Provided data:
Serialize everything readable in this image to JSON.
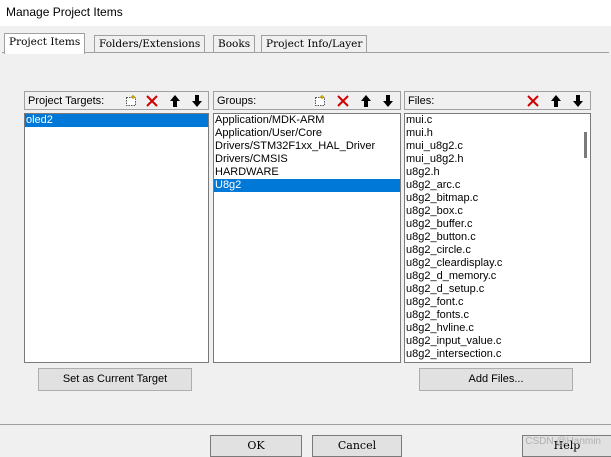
{
  "window": {
    "title": "Manage Project Items"
  },
  "tabs": [
    {
      "label": "Project Items",
      "active": true
    },
    {
      "label": "Folders/Extensions",
      "active": false
    },
    {
      "label": "Books",
      "active": false
    },
    {
      "label": "Project Info/Layer",
      "active": false
    }
  ],
  "targets": {
    "header": "Project Targets:",
    "items": [
      "oled2"
    ],
    "selected_index": 0
  },
  "groups": {
    "header": "Groups:",
    "items": [
      "Application/MDK-ARM",
      "Application/User/Core",
      "Drivers/STM32F1xx_HAL_Driver",
      "Drivers/CMSIS",
      "HARDWARE",
      "U8g2"
    ],
    "selected_index": 5
  },
  "files": {
    "header": "Files:",
    "items": [
      "mui.c",
      "mui.h",
      "mui_u8g2.c",
      "mui_u8g2.h",
      "u8g2.h",
      "u8g2_arc.c",
      "u8g2_bitmap.c",
      "u8g2_box.c",
      "u8g2_buffer.c",
      "u8g2_button.c",
      "u8g2_circle.c",
      "u8g2_cleardisplay.c",
      "u8g2_d_memory.c",
      "u8g2_d_setup.c",
      "u8g2_font.c",
      "u8g2_fonts.c",
      "u8g2_hvline.c",
      "u8g2_input_value.c",
      "u8g2_intersection.c"
    ]
  },
  "buttons": {
    "set_target": "Set as Current Target",
    "add_files": "Add Files...",
    "ok": "OK",
    "cancel": "Cancel",
    "help": "Help"
  },
  "watermark": "CSDN @Hanmin",
  "colors": {
    "selection": "#0078d7",
    "delete_red": "#d00000"
  },
  "icons": [
    "new-item-icon",
    "delete-icon",
    "move-up-icon",
    "move-down-icon"
  ]
}
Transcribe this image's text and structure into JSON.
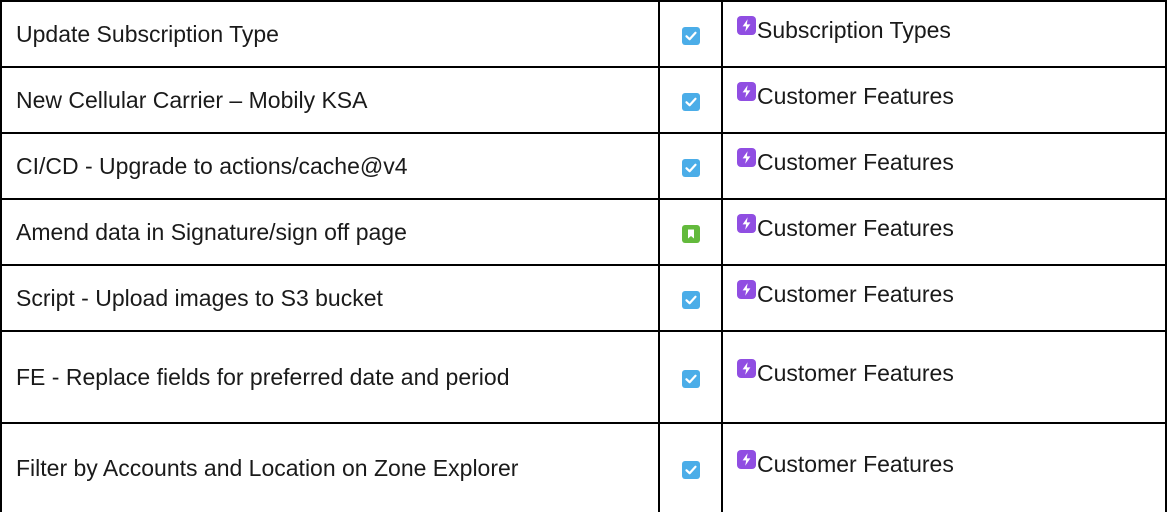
{
  "colors": {
    "task": "#4bade8",
    "story": "#63ba3c",
    "epic": "#904ee2",
    "border": "#000000",
    "text": "#1a1a1a"
  },
  "rows": [
    {
      "summary": "Update Subscription Type",
      "type_icon": "task-check-icon",
      "epic_icon": "epic-lightning-icon",
      "epic": "Subscription Types"
    },
    {
      "summary": "New Cellular Carrier – Mobily KSA",
      "type_icon": "task-check-icon",
      "epic_icon": "epic-lightning-icon",
      "epic": "Customer Features"
    },
    {
      "summary": "CI/CD - Upgrade to actions/cache@v4",
      "type_icon": "task-check-icon",
      "epic_icon": "epic-lightning-icon",
      "epic": "Customer Features"
    },
    {
      "summary": "Amend data in Signature/sign off page",
      "type_icon": "story-bookmark-icon",
      "epic_icon": "epic-lightning-icon",
      "epic": "Customer Features"
    },
    {
      "summary": "Script - Upload images to S3 bucket",
      "type_icon": "task-check-icon",
      "epic_icon": "epic-lightning-icon",
      "epic": "Customer Features"
    },
    {
      "summary": "FE - Replace fields for preferred date and period",
      "type_icon": "task-check-icon",
      "epic_icon": "epic-lightning-icon",
      "epic": "Customer Features"
    },
    {
      "summary": "Filter by Accounts and Location on Zone Explorer",
      "type_icon": "task-check-icon",
      "epic_icon": "epic-lightning-icon",
      "epic": "Customer Features"
    }
  ]
}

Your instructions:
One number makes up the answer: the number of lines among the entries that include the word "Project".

Answer below:
4